So, how can you reduce the risk of being involved in an accident on the Turnpike? If you are traveling the highway for a long-distance trip, use the express lanes as much as possible. Doing so will keep you away from tractor-trailers. If you need to use the local lanes, which permit trucks, do your best to keep away from these vehicles.

Stay out of the blind spots of trucks as much as you can. Trucks can have blind spots in the rear, on the sides, and sometimes even directly in front of them. If you are driving in inclement weather, slow your speed, turn on your headlights, and leave plenty of room between your vehicle and the vehicle in front of you. If the weather is too dangerous to continue driving, utilize a rest stop and wait until the storm ends.

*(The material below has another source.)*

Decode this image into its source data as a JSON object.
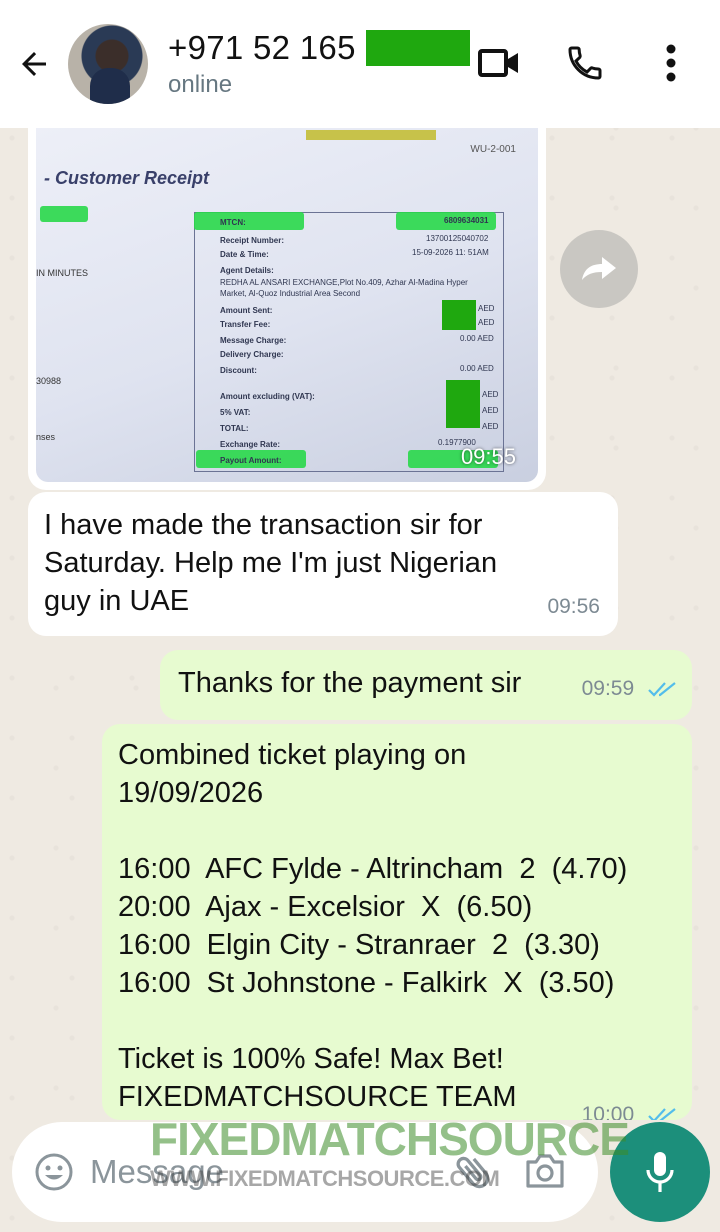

Finally, buckle up. According to NJ Spotlight News, “In 2019, 42% of passenger-vehicle occupants killed in New Jersey — 108 of 260 — weren’t wearing seat belts, according to the National Highway Traffic Safety Administration. That percentage jumps to 55% for fatalities at night (between 6:00 p.m. and 5:59 a.m.).” the best thing you can do to stay alive is put your seat belt on.

Traveling on the NJ Turnpike is a challenge; picking the best injury attorney for your needs after a wreck shouldn’t be. Call the experienced New Jersey car accident attorneys from Eichen Crutchlow Zaslow, LLP, at 732-777-0100, or complete the contact form on our website to schedule an appointment. We operate offices in Edison, Red Bank, and Toms River to serve clients throughout the state.